#### Requirement:
Each line of the records that includes "handle" should be found and copied.

___ Record extracts ___

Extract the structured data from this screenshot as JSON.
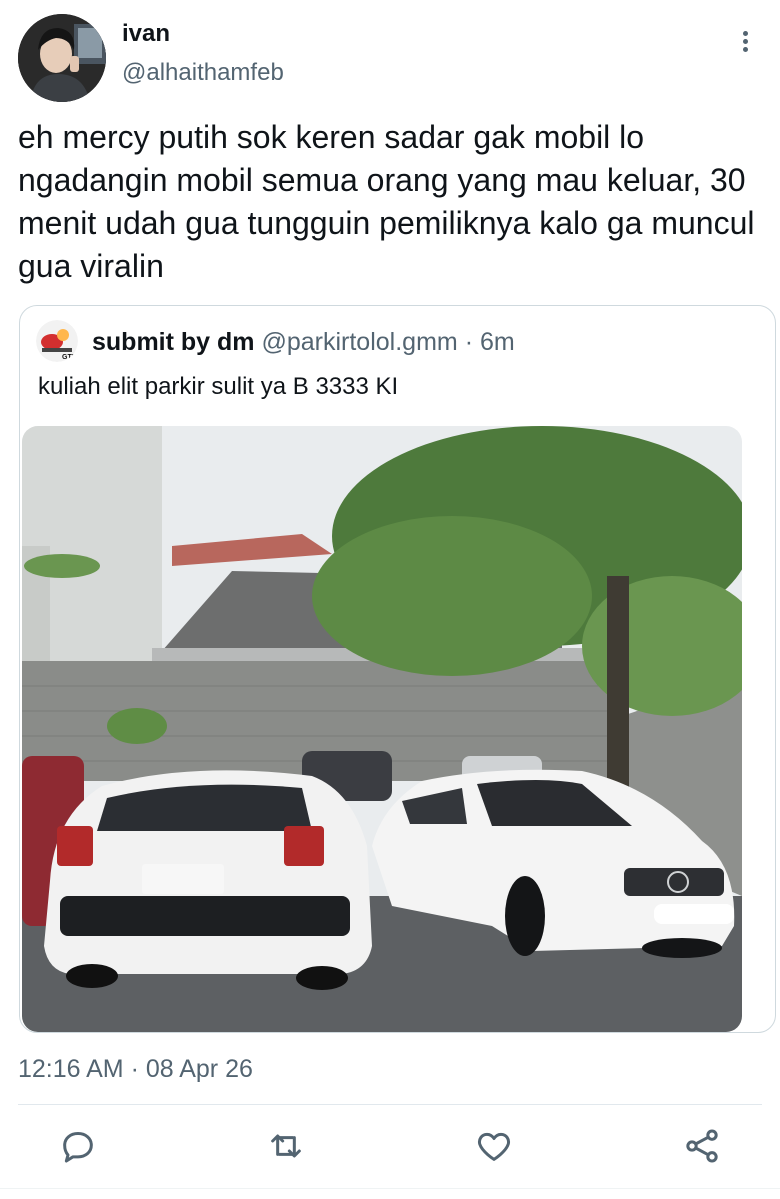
{
  "author": {
    "display_name": "ivan",
    "handle": "@alhaithamfeb",
    "avatar_icon": "profile-photo"
  },
  "tweet": {
    "text": "eh mercy putih sok keren sadar gak mobil lo ngadangin mobil semua orang yang mau keluar, 30 menit udah gua tungguin pemiliknya kalo ga muncul gua viralin",
    "timestamp": "12:16 AM · 08 Apr 26"
  },
  "quoted": {
    "display_name": "submit by dm",
    "handle": "@parkirtolol.gmm",
    "separator": "·",
    "time": "6m",
    "text": "kuliah elit parkir sulit ya B 3333 KI",
    "avatar_badge": "GTM"
  },
  "actions": {
    "reply_icon": "reply-icon",
    "retweet_icon": "retweet-icon",
    "like_icon": "like-icon",
    "share_icon": "share-icon"
  },
  "colors": {
    "text": "#0f1419",
    "secondary": "#536471",
    "border": "#cfd9de",
    "divider": "#e1e8ed"
  }
}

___

#### Result:
    "handle": "@alhaithamfeb",
    "handle": "@parkirtolol.gmm",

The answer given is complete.